Bedside Tables - Part III

  Finally decided to get a sander - and boy am I glad I did! We really could have used it for all of our previous projects. After reading up a bit on sanders we opted for getting a 5-inch random orbital sander with the hook and loop sanding pads. [Aside; it never clicked with me that "hook-and-loop" equates to "Velcro", I was worried that I'd be wrestling with the sander threading some crazy loop mechanism through sanding pads!]
  The sander definitely makes sanding easier - I was able to finish off one of the sanding passes in one evening, whereas one pass would take me two evenings before (and I made two passes before this, just if you were wondering what was taking these posts so long). Unfortunately, we noticed that my hand-sanding from before had inadvertently made some light-scratches on the surface. The random-orbital sander, because of the 'randomness' in the vibration does a good job of avoid this. You can go either with or against the grain with the random orbital sander, and as long as you don't push down very hard, or angle so the edges of the sander bite into the wood, you shouldn't leave any scratches and you should have a nice smooth sanded surface at the end.
Brackets attached to the parts, waiting to be put together.
A close-up of the finished product.
  Post Sanding, we stained the wood, placing two coats of our favored "dark cherry" stain that we've used on all our other projects, on all the sides and edges. We finished up with a quick coat of spray polyurethane sealant, although we'll likely go over the finished product with a paint-on polyurethane sealant.
  With everything sanded and sealed, it was time for partial assembly (we still have to cut, sand, and stain the sides and doors). You can see from the photo, that I opted for thin, 2 screw corner brackets, which I first put on the shelves and the top of the legs. I'm a big fan of pilot holes, and there are some on the legs and top waiting for the screws.
  A very small dab of glue accompanied the legs as they were screwed into the top. Once all were in, I inched the shelves between the four legs and screwed them into place. For each shelf, the brackets were first screwed to the shelf. Then I partially screwed in the screws connecting them to the legs, only tightening them down fully once all were in.
The two tables partly assembled!

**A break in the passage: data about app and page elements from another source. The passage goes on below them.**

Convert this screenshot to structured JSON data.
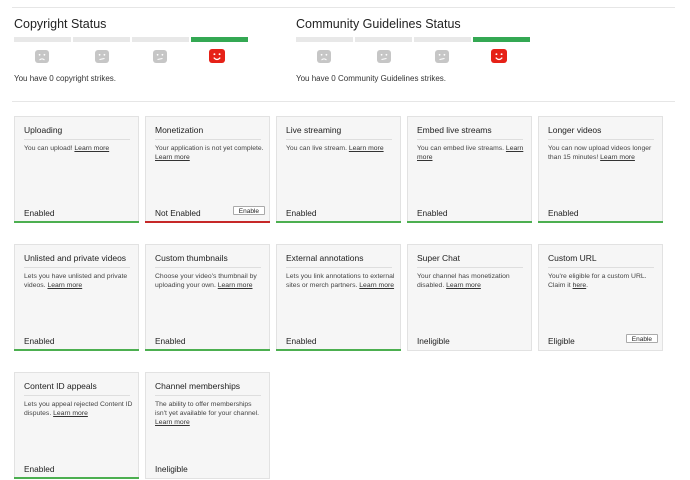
{
  "copyright": {
    "title": "Copyright Status",
    "strikes_text": "You have 0 copyright strikes.",
    "active_index": 3,
    "face_icons": [
      "sad-face-icon",
      "neutral-face-icon",
      "neutral-face-icon",
      "happy-face-icon"
    ]
  },
  "guidelines": {
    "title": "Community Guidelines Status",
    "strikes_text": "You have 0 Community Guidelines strikes.",
    "active_index": 3,
    "face_icons": [
      "sad-face-icon",
      "neutral-face-icon",
      "neutral-face-icon",
      "happy-face-icon"
    ]
  },
  "colors": {
    "green": "#4caf50",
    "red": "#c62828",
    "active_face": "#e62117",
    "inactive_face": "#c6c6c6"
  },
  "features": [
    {
      "id": "uploading",
      "title": "Uploading",
      "desc": "You can upload!",
      "link": "Learn more",
      "status": "Enabled",
      "bar": "green",
      "button": ""
    },
    {
      "id": "monetization",
      "title": "Monetization",
      "desc": "Your application is not yet complete.",
      "link": "Learn more",
      "status": "Not Enabled",
      "bar": "red",
      "button": "Enable"
    },
    {
      "id": "live-streaming",
      "title": "Live streaming",
      "desc": "You can live stream.",
      "link": "Learn more",
      "status": "Enabled",
      "bar": "green",
      "button": ""
    },
    {
      "id": "embed-live-streams",
      "title": "Embed live streams",
      "desc": "You can embed live streams.",
      "link": "Learn more",
      "status": "Enabled",
      "bar": "green",
      "button": ""
    },
    {
      "id": "longer-videos",
      "title": "Longer videos",
      "desc": "You can now upload videos longer than 15 minutes!",
      "link": "Learn more",
      "status": "Enabled",
      "bar": "green",
      "button": ""
    },
    {
      "id": "unlisted-private",
      "title": "Unlisted and private videos",
      "desc": "Lets you have unlisted and private videos.",
      "link": "Learn more",
      "status": "Enabled",
      "bar": "green",
      "button": ""
    },
    {
      "id": "custom-thumbnails",
      "title": "Custom thumbnails",
      "desc": "Choose your video's thumbnail by uploading your own.",
      "link": "Learn more",
      "status": "Enabled",
      "bar": "green",
      "button": ""
    },
    {
      "id": "external-annotations",
      "title": "External annotations",
      "desc": "Lets you link annotations to external sites or merch partners.",
      "link": "Learn more",
      "status": "Enabled",
      "bar": "green",
      "button": ""
    },
    {
      "id": "super-chat",
      "title": "Super Chat",
      "desc": "Your channel has monetization disabled.",
      "link": "Learn more",
      "status": "Ineligible",
      "bar": "none",
      "button": ""
    },
    {
      "id": "custom-url",
      "title": "Custom URL",
      "desc": "You're eligible for a custom URL. Claim it",
      "link": "here",
      "link_suffix": ".",
      "status": "Eligible",
      "bar": "none",
      "button": "Enable"
    },
    {
      "id": "content-id-appeals",
      "title": "Content ID appeals",
      "desc": "Lets you appeal rejected Content ID disputes.",
      "link": "Learn more",
      "status": "Enabled",
      "bar": "green",
      "button": ""
    },
    {
      "id": "channel-memberships",
      "title": "Channel memberships",
      "desc": "The ability to offer memberships isn't yet available for your channel.",
      "link": "Learn more",
      "status": "Ineligible",
      "bar": "none",
      "button": ""
    }
  ]
}
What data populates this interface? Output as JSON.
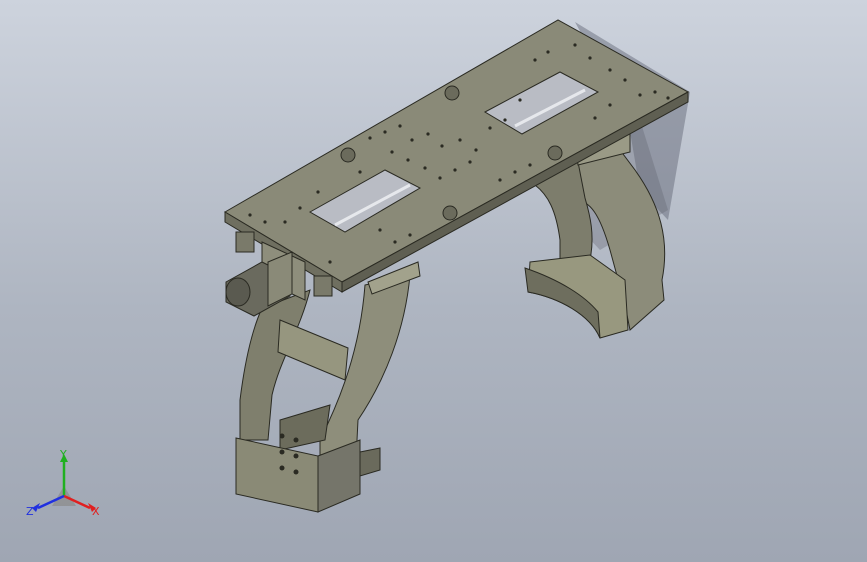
{
  "viewport": {
    "background_top": "#cdd3dd",
    "background_bottom": "#9fa6b3"
  },
  "model": {
    "face_color": "#8a8a78",
    "edge_color": "#2a2a22"
  },
  "triad": {
    "x_label": "X",
    "y_label": "Y",
    "z_label": "Z",
    "x_color": "#e02020",
    "y_color": "#20b020",
    "z_color": "#2030e0"
  }
}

  Volia! They're assembled and starting to look light nightstands. Now we just need to finish off the sides, which should prove an interesting exercise with the jigsaw - I've yet to perform an cut with the jigsaw blade at an angle. The final steps will be deciding on the door mechanisms and the hardware. Still, it's nice having a picture of what they'll look like when finished. And they seem to be a good height next to the bed (couldn't help taking them up there for a trial).

Bedside Tables Part II

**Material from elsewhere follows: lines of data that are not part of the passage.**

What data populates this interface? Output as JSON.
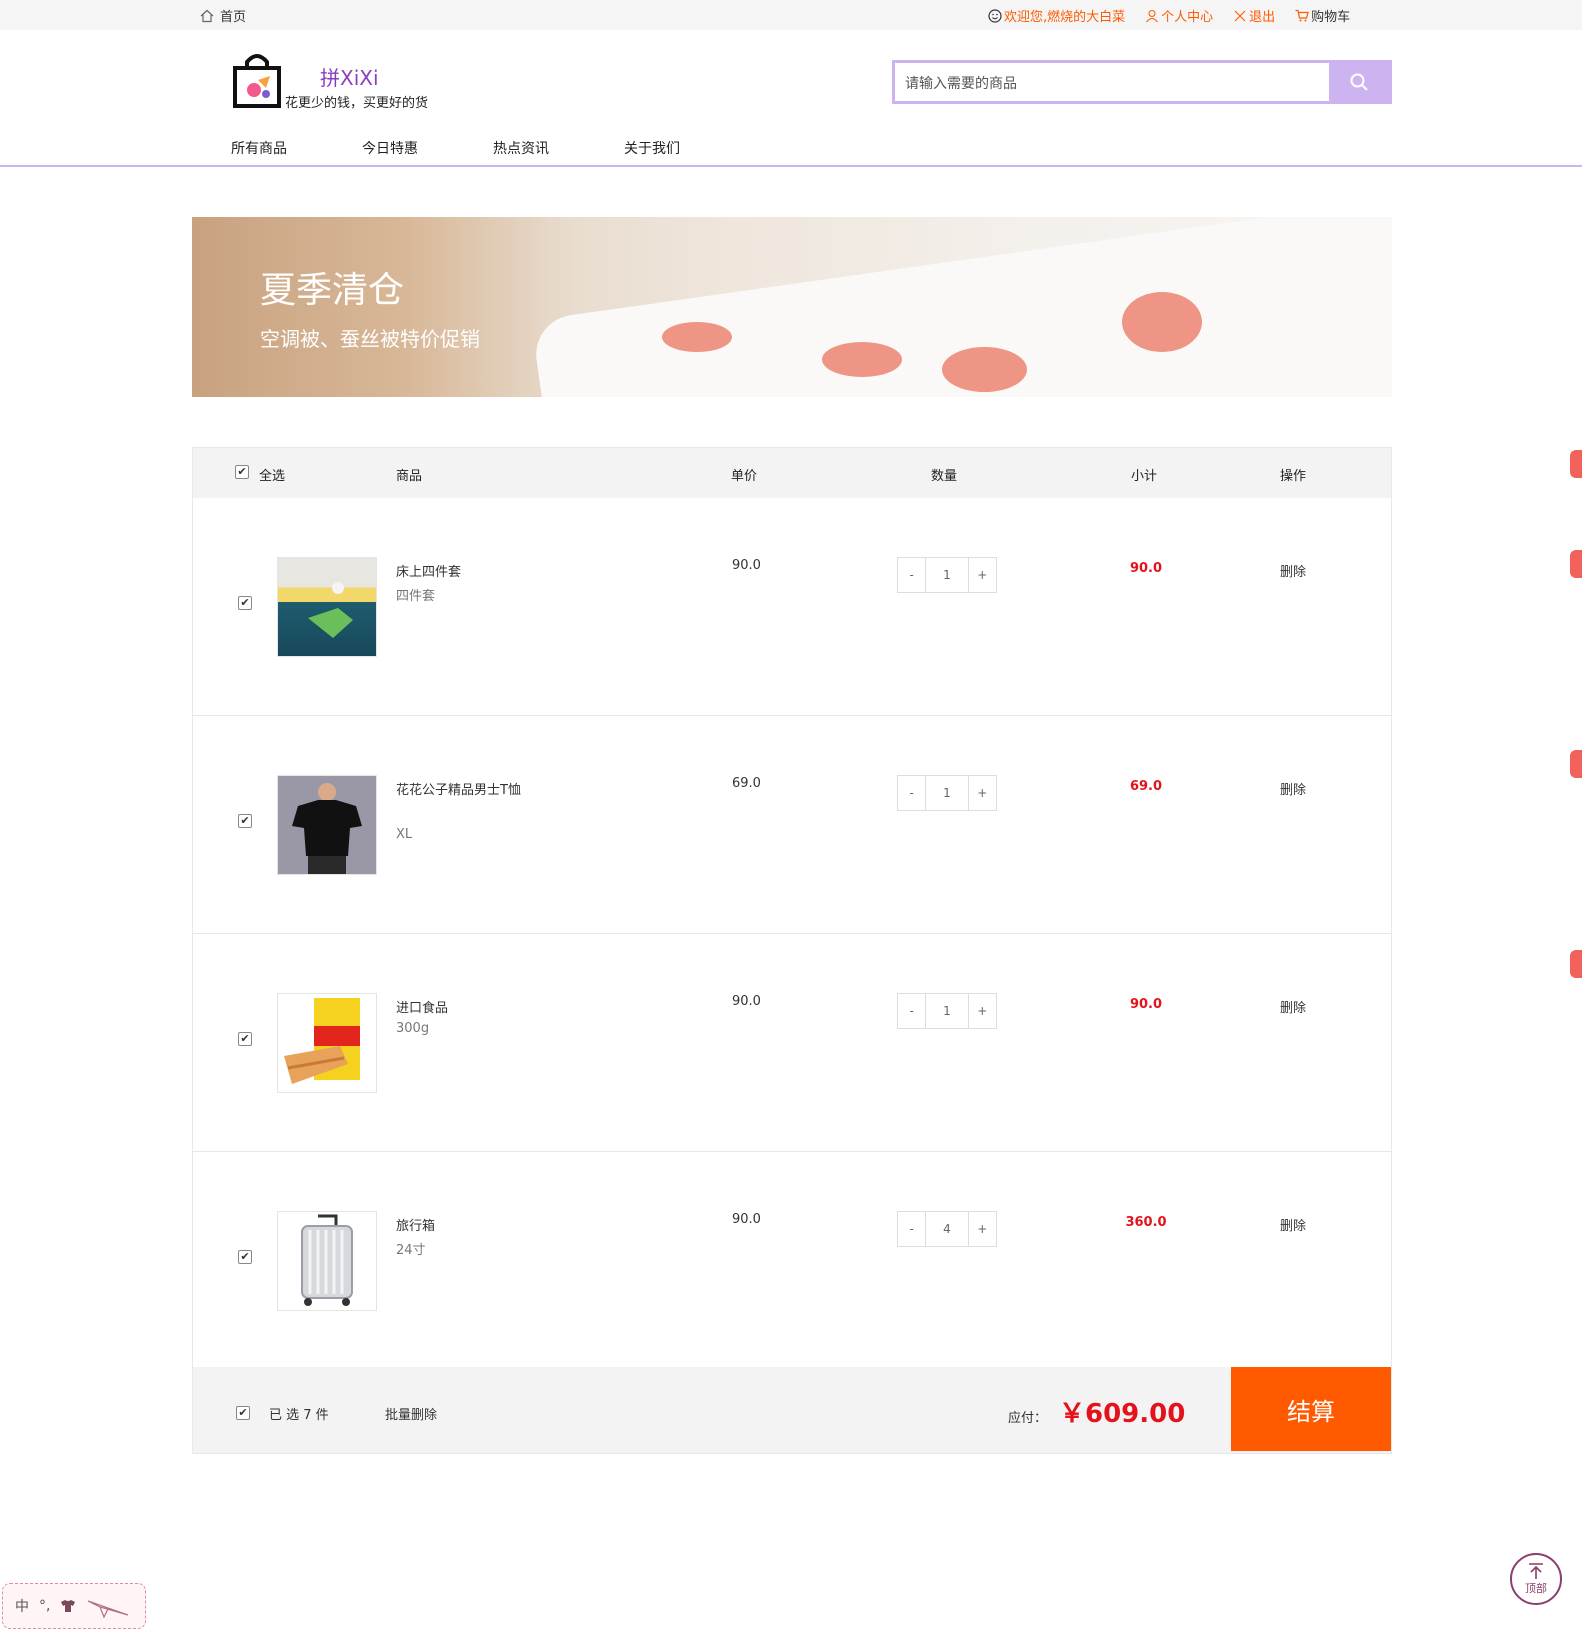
{
  "topbar": {
    "home": "首页",
    "welcome": "欢迎您,燃烧的大白菜",
    "profile": "个人中心",
    "logout": "退出",
    "cart": "购物车"
  },
  "header": {
    "brand": "拼XiXi",
    "slogan": "花更少的钱，买更好的货",
    "search_placeholder": "请输入需要的商品"
  },
  "nav": [
    "所有商品",
    "今日特惠",
    "热点资讯",
    "关于我们"
  ],
  "banner": {
    "title": "夏季清仓",
    "subtitle": "空调被、蚕丝被特价促销"
  },
  "table": {
    "select_all": "全选",
    "col_product": "商品",
    "col_price": "单价",
    "col_qty": "数量",
    "col_subtotal": "小计",
    "col_action": "操作",
    "delete_label": "删除",
    "items": [
      {
        "name": "床上四件套",
        "spec": "四件套",
        "price": "90.0",
        "qty": "1",
        "subtotal": "90.0",
        "checked": true
      },
      {
        "name": "花花公子精品男士T恤",
        "spec": "XL",
        "price": "69.0",
        "qty": "1",
        "subtotal": "69.0",
        "checked": true
      },
      {
        "name": "进口食品",
        "spec": "300g",
        "price": "90.0",
        "qty": "1",
        "subtotal": "90.0",
        "checked": true
      },
      {
        "name": "旅行箱",
        "spec": "24寸",
        "price": "90.0",
        "qty": "4",
        "subtotal": "360.0",
        "checked": true
      }
    ]
  },
  "footer": {
    "selected": "已 选 7 件",
    "bulk_delete": "批量删除",
    "payable_label": "应付：",
    "total": "￥609.00",
    "checkout": "结算"
  },
  "widgets": {
    "ime_lang": "中",
    "ime_punct": "°,",
    "back_to_top": "顶部"
  },
  "colors": {
    "accent_purple": "#cdb4f0",
    "brand_purple": "#8a3fbf",
    "orange": "#ff5a00",
    "price_red": "#e4121b"
  }
}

  Here's the physical start to the bedside tables. I've already cut the table legs and the shelves (see the photo to the right). However, I still need to cut the corners off of the shelves to get the desired look. So here's a detailed look at this step.
  Of course, you'll need a few tools, here are mine; a jigsaw and a couple of clamps. I also have a folding table that you can see in the next picture.

  I clamped a guide board to the bench, and am using it to pin the shelf to the bench. I have a couple of shims to help keep everything almost the same height. While cutting, I make sure to put my weight on the guide board, preventing the work piece from moving. At this point, it's still adjustable slightly so I can make sure the saw will cut through at the right points.

  Check that the saw-blade lines up, both where the blade will start and finish cutting the wood. Make sure that the edge of the blade is on the line, and not the center of the blade. Otherwise your cut will be smaller than you want it to be, as the blade will annihilate the wood in it's path, and then a little bit.

  Four cuts later, we have one done! I think they look pretty good, and also reminiscent of something out of the Battlestar remake. Trim the corners to keep the Cylons from assembling the tables.
  Here's a glimpse of what it will look like when finished the inner shelves are a few inches smaller than the top shelf such that the legs are flush with both shelves. When this is finished, it should give it a nice recessed look along the sides and front, while hiding the ugly plywood edges of the sides.
Here are some "pro tips" I've learned while cutting the 24 corners off of the shelves. First the one I knew going in;
Face the edge you want to look nice downward (on the opposite side as the jigsaw).
  The orbital jigsaw blade moves down, forward, and then up, the amount of forward and back is what gives it the orbital name, and most orbital jigsaws allow you to adjust the amount of forward and back motion. For instance, I usually set mine to cut with a light orbital action on plywood because I want a fairly reasonable finish (our plywood is going towards furniture after all), however, you could set it to a larger reciprocal (back and forth) action for rougher, but faster, cutting along plywood.

  I also noticed that the direction of the grain matters. If at all possible, aligning the grain direction with the direction of the jigsaw cut produces a much smoother and nicer cut. It seems when it cuts against the grain, it is more likely to catch and pull up splinters.
  Well, that's the cutting of the main pieces of the bedside tables. Next up will be sanding and staining, followed by putting these pieces together.